> **YOUR TASK**
In full and unaltered, output the records below.

[Start of Attachment]

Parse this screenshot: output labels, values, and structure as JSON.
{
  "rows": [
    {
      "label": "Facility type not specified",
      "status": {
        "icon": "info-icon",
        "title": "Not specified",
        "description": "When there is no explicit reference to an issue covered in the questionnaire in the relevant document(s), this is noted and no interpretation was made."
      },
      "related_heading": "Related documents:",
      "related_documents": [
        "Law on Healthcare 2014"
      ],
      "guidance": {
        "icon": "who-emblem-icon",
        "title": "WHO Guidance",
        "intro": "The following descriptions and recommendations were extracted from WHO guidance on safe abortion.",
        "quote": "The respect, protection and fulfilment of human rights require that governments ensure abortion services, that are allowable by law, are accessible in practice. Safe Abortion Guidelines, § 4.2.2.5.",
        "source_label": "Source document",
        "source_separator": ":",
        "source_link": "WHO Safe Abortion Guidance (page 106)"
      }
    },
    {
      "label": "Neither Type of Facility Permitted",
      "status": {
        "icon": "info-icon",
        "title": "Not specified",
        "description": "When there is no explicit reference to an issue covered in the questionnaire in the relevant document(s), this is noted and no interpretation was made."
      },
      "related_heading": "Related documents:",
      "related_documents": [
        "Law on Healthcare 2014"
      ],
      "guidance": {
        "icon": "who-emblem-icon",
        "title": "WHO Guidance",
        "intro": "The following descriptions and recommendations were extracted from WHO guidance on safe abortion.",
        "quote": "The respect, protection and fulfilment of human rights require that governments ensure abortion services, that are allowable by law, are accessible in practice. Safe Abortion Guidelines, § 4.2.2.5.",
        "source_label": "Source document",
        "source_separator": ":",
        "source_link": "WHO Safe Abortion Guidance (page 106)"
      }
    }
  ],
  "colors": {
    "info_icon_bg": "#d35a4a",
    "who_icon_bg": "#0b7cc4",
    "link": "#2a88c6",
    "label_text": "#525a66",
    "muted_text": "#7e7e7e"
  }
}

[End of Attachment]

> **RESPONSE TO THE EXERCISE**
Parse this screenshot: output labels, values, and structure as JSON.
{
  "rows": [
    {
      "label": "Facility type not specified",
      "status": {
        "icon": "info-icon",
        "title": "Not specified",
        "description": "When there is no explicit reference to an issue covered in the questionnaire in the relevant document(s), this is noted and no interpretation was made."
      },
      "related_heading": "Related documents:",
      "related_documents": [
        "Law on Healthcare 2014"
      ],
      "guidance": {
        "icon": "who-emblem-icon",
        "title": "WHO Guidance",
        "intro": "The following descriptions and recommendations were extracted from WHO guidance on safe abortion.",
        "quote": "The respect, protection and fulfilment of human rights require that governments ensure abortion services, that are allowable by law, are accessible in practice. Safe Abortion Guidelines, § 4.2.2.5.",
        "source_label": "Source document",
        "source_separator": ":",
        "source_link": "WHO Safe Abortion Guidance (page 106)"
      }
    },
    {
      "label": "Neither Type of Facility Permitted",
      "status": {
        "icon": "info-icon",
        "title": "Not specified",
        "description": "When there is no explicit reference to an issue covered in the questionnaire in the relevant document(s), this is noted and no interpretation was made."
      },
      "related_heading": "Related documents:",
      "related_documents": [
        "Law on Healthcare 2014"
      ],
      "guidance": {
        "icon": "who-emblem-icon",
        "title": "WHO Guidance",
        "intro": "The following descriptions and recommendations were extracted from WHO guidance on safe abortion.",
        "quote": "The respect, protection and fulfilment of human rights require that governments ensure abortion services, that are allowable by law, are accessible in practice. Safe Abortion Guidelines, § 4.2.2.5.",
        "source_label": "Source document",
        "source_separator": ":",
        "source_link": "WHO Safe Abortion Guidance (page 106)"
      }
    }
  ],
  "colors": {
    "info_icon_bg": "#d35a4a",
    "who_icon_bg": "#0b7cc4",
    "link": "#2a88c6",
    "label_text": "#525a66",
    "muted_text": "#7e7e7e"
  }
}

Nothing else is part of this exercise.